Almost all corporations go through an annual audit. It is conducted by a separate, third-party, private institution that will examine all of the business's financial statements for that year.
Audits double-check the state of a company's financial health. Auditors confirm or question whether what the company has said about its finances is correct or not. An annual audit also provides information about the company so that current and potential investors and stockholders can check: Is it legitimate? Is it a good investment?
Companies hope to achieve an audit marked with an "unmodified opinion", meaning that the auditors saw no issues and have no concerns over the financial statements. However, if the business being audited is missing money or has too much, it's given a "modified opinion". It's a sound system, but what happens when the auditors make mistakes and miss anomalies? Or worse, when they intentionally turn a blind eye to fraud?
Wirecard AG, for example, was a stable company, with many investing their pensions to buy shares. Or so everyone thought. It received "unmodified opinion" audits annually from one of the Big Four, auditors Ernst & Young. Sadly, its stock prices plummeted when news of the fraud emerged.
It raised several questions, including "How did Ernst & Young miss all the signs of fraud"? Did they make miscalculations, or was the auditing process wrong?
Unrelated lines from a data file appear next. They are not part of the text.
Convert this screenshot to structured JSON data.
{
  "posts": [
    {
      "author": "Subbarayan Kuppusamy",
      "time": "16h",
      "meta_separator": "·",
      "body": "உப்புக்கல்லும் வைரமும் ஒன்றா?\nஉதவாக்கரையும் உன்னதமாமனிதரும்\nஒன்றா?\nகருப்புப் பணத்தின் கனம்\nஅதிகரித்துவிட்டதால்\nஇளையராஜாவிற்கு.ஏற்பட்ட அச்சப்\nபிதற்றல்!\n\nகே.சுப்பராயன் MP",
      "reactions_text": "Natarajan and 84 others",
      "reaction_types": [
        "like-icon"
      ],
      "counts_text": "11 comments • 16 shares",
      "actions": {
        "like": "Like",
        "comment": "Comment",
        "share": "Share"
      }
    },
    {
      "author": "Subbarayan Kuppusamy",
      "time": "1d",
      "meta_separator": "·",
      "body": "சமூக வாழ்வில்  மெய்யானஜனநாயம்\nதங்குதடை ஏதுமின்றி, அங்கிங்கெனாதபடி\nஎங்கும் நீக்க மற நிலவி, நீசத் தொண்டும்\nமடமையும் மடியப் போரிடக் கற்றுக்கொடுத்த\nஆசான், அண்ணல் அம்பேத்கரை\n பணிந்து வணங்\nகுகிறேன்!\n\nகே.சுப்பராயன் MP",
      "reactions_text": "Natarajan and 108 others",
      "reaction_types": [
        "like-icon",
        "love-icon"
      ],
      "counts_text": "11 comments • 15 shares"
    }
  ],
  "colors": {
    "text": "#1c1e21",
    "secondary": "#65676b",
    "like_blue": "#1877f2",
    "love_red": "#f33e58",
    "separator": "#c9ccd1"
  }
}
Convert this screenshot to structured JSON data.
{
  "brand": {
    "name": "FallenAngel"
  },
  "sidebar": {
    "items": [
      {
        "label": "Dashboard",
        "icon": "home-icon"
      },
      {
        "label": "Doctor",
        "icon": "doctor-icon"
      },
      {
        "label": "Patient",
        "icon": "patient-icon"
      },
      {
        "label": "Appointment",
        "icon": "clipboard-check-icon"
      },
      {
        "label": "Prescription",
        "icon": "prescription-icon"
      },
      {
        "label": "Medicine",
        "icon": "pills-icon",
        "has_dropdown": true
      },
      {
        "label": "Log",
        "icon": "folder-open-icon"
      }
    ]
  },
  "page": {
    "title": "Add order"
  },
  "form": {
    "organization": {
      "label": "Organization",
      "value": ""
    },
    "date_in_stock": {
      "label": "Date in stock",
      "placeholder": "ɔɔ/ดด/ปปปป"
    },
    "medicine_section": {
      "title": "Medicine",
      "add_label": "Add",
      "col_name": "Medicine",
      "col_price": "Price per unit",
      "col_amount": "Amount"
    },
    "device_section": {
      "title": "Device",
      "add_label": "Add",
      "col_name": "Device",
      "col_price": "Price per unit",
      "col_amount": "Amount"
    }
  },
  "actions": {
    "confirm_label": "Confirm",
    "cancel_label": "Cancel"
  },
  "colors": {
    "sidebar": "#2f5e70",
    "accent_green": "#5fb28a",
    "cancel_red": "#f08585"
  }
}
Did they choose to look the other way? And how many other Wirecard AG's are out there, being given high ratings and stamps of approval by members of the Big Four, using their investor's hard-earned money, but ready to implode at any time?
Is the system flawed? Corporations pay the Big Four to audit them properly. Auditors want to ensure that what they're looking at is correct so they can get paid, which motivates them to overlook any discrepancies in financial records. Conflicts of interest also arise because the Big Four also give consultation advice. In fact, they receive higher revenues from consultations than from auditing. Are they also advising on how to cook the books?
It also does not help that the Big Four are supposedly helping draft financial-related regulatory bills and laws, prompting criticism that they are writing their own rules. But trust them or not, they are possibly the only thing that can provide checks and balances against big corporations. or so we hope.
Directed by: Christina Dierschke, Stefan Ebling